═════ INFORMATION PROVIDED

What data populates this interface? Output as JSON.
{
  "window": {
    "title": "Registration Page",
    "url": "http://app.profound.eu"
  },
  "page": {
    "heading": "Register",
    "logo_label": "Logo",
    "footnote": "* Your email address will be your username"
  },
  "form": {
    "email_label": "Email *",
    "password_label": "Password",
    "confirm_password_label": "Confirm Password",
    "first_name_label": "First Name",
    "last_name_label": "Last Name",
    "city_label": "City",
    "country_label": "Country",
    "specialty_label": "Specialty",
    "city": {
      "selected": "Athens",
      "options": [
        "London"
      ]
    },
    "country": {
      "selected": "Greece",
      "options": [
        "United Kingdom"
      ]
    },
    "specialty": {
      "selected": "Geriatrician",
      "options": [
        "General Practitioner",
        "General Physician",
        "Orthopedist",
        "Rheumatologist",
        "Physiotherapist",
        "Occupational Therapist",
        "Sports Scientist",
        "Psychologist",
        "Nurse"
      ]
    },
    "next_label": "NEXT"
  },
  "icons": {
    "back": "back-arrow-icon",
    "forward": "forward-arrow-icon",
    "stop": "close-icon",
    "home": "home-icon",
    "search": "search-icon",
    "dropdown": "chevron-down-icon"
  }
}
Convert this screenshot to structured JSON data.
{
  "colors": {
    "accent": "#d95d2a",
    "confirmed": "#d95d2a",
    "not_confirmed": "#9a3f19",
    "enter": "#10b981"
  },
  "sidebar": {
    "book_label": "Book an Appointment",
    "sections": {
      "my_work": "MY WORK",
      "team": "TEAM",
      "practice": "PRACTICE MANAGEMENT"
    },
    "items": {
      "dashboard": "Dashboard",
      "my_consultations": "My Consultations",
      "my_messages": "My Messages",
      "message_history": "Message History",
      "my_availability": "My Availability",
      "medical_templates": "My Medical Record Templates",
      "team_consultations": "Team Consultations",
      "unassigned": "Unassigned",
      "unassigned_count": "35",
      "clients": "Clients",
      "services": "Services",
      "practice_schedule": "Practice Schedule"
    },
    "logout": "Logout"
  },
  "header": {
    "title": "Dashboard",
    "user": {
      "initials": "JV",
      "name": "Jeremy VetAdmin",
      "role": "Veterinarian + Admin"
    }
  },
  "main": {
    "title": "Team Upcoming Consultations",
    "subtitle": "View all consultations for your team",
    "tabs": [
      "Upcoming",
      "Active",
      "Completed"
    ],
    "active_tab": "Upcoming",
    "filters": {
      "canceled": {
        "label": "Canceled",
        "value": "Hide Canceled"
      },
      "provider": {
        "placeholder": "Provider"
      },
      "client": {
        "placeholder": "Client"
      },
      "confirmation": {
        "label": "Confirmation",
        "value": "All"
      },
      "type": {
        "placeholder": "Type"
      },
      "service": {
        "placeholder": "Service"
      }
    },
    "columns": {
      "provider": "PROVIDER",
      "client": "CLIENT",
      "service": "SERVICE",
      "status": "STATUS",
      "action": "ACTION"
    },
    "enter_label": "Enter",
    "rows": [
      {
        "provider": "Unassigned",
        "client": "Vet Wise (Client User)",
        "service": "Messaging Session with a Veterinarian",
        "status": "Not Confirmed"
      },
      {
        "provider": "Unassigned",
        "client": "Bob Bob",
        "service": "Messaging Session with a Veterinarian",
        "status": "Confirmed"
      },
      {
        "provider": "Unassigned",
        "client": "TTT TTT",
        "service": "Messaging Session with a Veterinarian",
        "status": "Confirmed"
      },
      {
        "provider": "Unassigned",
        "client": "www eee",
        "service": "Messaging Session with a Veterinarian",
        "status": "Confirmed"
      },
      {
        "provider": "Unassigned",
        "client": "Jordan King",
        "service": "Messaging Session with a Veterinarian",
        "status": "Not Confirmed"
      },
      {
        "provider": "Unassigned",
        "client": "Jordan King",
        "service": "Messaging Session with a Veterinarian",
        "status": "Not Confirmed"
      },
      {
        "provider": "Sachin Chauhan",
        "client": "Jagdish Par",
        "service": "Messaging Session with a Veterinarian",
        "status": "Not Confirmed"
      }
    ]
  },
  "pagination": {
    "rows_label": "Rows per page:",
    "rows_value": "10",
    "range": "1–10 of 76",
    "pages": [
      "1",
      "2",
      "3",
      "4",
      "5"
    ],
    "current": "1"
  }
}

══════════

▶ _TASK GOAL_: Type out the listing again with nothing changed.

▶ _SOLVED PROBLEM_:
What data populates this interface? Output as JSON.
{
  "window": {
    "title": "Registration Page",
    "url": "http://app.profound.eu"
  },
  "page": {
    "heading": "Register",
    "logo_label": "Logo",
    "footnote": "* Your email address will be your username"
  },
  "form": {
    "email_label": "Email *",
    "password_label": "Password",
    "confirm_password_label": "Confirm Password",
    "first_name_label": "First Name",
    "last_name_label": "Last Name",
    "city_label": "City",
    "country_label": "Country",
    "specialty_label": "Specialty",
    "city": {
      "selected": "Athens",
      "options": [
        "London"
      ]
    },
    "country": {
      "selected": "Greece",
      "options": [
        "United Kingdom"
      ]
    },
    "specialty": {
      "selected": "Geriatrician",
      "options": [
        "General Practitioner",
        "General Physician",
        "Orthopedist",
        "Rheumatologist",
        "Physiotherapist",
        "Occupational Therapist",
        "Sports Scientist",
        "Psychologist",
        "Nurse"
      ]
    },
    "next_label": "NEXT"
  },
  "icons": {
    "back": "back-arrow-icon",
    "forward": "forward-arrow-icon",
    "stop": "close-icon",
    "home": "home-icon",
    "search": "search-icon",
    "dropdown": "chevron-down-icon"
  }
}
Convert this screenshot to structured JSON data.
{
  "colors": {
    "accent": "#d95d2a",
    "confirmed": "#d95d2a",
    "not_confirmed": "#9a3f19",
    "enter": "#10b981"
  },
  "sidebar": {
    "book_label": "Book an Appointment",
    "sections": {
      "my_work": "MY WORK",
      "team": "TEAM",
      "practice": "PRACTICE MANAGEMENT"
    },
    "items": {
      "dashboard": "Dashboard",
      "my_consultations": "My Consultations",
      "my_messages": "My Messages",
      "message_history": "Message History",
      "my_availability": "My Availability",
      "medical_templates": "My Medical Record Templates",
      "team_consultations": "Team Consultations",
      "unassigned": "Unassigned",
      "unassigned_count": "35",
      "clients": "Clients",
      "services": "Services",
      "practice_schedule": "Practice Schedule"
    },
    "logout": "Logout"
  },
  "header": {
    "title": "Dashboard",
    "user": {
      "initials": "JV",
      "name": "Jeremy VetAdmin",
      "role": "Veterinarian + Admin"
    }
  },
  "main": {
    "title": "Team Upcoming Consultations",
    "subtitle": "View all consultations for your team",
    "tabs": [
      "Upcoming",
      "Active",
      "Completed"
    ],
    "active_tab": "Upcoming",
    "filters": {
      "canceled": {
        "label": "Canceled",
        "value": "Hide Canceled"
      },
      "provider": {
        "placeholder": "Provider"
      },
      "client": {
        "placeholder": "Client"
      },
      "confirmation": {
        "label": "Confirmation",
        "value": "All"
      },
      "type": {
        "placeholder": "Type"
      },
      "service": {
        "placeholder": "Service"
      }
    },
    "columns": {
      "provider": "PROVIDER",
      "client": "CLIENT",
      "service": "SERVICE",
      "status": "STATUS",
      "action": "ACTION"
    },
    "enter_label": "Enter",
    "rows": [
      {
        "provider": "Unassigned",
        "client": "Vet Wise (Client User)",
        "service": "Messaging Session with a Veterinarian",
        "status": "Not Confirmed"
      },
      {
        "provider": "Unassigned",
        "client": "Bob Bob",
        "service": "Messaging Session with a Veterinarian",
        "status": "Confirmed"
      },
      {
        "provider": "Unassigned",
        "client": "TTT TTT",
        "service": "Messaging Session with a Veterinarian",
        "status": "Confirmed"
      },
      {
        "provider": "Unassigned",
        "client": "www eee",
        "service": "Messaging Session with a Veterinarian",
        "status": "Confirmed"
      },
      {
        "provider": "Unassigned",
        "client": "Jordan King",
        "service": "Messaging Session with a Veterinarian",
        "status": "Not Confirmed"
      },
      {
        "provider": "Unassigned",
        "client": "Jordan King",
        "service": "Messaging Session with a Veterinarian",
        "status": "Not Confirmed"
      },
      {
        "provider": "Sachin Chauhan",
        "client": "Jagdish Par",
        "service": "Messaging Session with a Veterinarian",
        "status": "Not Confirmed"
      }
    ]
  },
  "pagination": {
    "rows_label": "Rows per page:",
    "rows_value": "10",
    "range": "1–10 of 76",
    "pages": [
      "1",
      "2",
      "3",
      "4",
      "5"
    ],
    "current": "1"
  }
}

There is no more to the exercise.